:: AVAILABLE RECORDS ::
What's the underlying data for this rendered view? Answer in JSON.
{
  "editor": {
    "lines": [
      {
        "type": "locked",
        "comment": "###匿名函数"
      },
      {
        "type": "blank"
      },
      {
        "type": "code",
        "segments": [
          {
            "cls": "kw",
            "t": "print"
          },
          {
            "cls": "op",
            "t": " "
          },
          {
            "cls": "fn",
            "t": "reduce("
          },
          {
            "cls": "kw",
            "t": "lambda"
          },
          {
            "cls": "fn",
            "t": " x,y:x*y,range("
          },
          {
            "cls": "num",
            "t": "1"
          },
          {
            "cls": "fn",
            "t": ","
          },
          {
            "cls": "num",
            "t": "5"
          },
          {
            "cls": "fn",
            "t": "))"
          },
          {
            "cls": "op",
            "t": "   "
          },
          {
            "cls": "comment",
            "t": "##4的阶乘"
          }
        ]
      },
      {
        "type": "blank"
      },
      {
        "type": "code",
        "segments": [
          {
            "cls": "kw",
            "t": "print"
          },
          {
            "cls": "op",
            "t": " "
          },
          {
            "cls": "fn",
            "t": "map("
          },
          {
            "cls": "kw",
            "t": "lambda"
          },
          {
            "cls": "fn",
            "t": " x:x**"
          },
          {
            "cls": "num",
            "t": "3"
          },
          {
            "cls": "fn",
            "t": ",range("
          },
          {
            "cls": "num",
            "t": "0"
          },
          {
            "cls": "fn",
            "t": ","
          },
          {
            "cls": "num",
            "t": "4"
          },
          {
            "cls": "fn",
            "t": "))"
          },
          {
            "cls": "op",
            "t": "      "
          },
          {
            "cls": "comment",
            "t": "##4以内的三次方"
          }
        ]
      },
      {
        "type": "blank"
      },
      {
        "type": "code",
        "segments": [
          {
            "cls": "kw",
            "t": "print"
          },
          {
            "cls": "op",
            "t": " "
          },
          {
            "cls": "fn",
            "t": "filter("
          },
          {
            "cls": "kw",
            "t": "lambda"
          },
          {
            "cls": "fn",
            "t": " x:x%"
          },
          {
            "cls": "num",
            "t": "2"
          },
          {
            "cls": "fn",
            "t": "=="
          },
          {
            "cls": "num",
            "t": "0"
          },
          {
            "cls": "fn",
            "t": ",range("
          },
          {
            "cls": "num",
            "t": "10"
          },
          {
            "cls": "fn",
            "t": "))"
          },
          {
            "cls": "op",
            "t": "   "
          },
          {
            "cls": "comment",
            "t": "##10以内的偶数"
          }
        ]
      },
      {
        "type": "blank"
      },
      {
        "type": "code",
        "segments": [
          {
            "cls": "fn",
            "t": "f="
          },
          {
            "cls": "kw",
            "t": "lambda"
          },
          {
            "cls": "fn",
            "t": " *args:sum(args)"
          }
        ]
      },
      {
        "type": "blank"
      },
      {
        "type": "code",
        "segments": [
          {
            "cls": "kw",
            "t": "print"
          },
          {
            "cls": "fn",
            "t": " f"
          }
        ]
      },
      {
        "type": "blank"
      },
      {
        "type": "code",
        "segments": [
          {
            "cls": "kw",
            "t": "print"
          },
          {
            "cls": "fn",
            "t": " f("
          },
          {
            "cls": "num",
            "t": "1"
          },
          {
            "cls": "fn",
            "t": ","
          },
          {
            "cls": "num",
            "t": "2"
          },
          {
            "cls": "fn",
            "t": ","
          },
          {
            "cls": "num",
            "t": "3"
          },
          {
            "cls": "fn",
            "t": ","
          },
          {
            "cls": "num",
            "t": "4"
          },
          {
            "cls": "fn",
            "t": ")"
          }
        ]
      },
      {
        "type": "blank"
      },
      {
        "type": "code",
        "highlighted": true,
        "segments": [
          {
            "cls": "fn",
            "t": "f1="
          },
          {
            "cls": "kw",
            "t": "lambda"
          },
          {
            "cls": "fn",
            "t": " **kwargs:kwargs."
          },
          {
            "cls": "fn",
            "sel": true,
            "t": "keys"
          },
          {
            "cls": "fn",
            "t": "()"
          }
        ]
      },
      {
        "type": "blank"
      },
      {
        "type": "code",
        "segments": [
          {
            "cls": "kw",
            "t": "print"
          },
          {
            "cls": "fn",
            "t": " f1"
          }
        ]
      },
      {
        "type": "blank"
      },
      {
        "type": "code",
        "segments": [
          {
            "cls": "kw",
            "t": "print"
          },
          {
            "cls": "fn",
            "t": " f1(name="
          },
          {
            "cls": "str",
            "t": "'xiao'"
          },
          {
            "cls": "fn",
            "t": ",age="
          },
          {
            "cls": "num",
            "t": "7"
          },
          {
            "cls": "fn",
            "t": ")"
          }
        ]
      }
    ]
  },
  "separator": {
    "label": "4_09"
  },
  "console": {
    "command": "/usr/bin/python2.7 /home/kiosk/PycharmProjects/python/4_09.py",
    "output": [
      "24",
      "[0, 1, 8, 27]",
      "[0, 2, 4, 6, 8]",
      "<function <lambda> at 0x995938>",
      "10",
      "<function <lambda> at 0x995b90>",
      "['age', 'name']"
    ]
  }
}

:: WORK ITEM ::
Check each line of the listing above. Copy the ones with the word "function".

:: RESULT FOR THIS EXERCISE ::
      "<function <lambda> at 0x995938>",
      "<function <lambda> at 0x995b90>",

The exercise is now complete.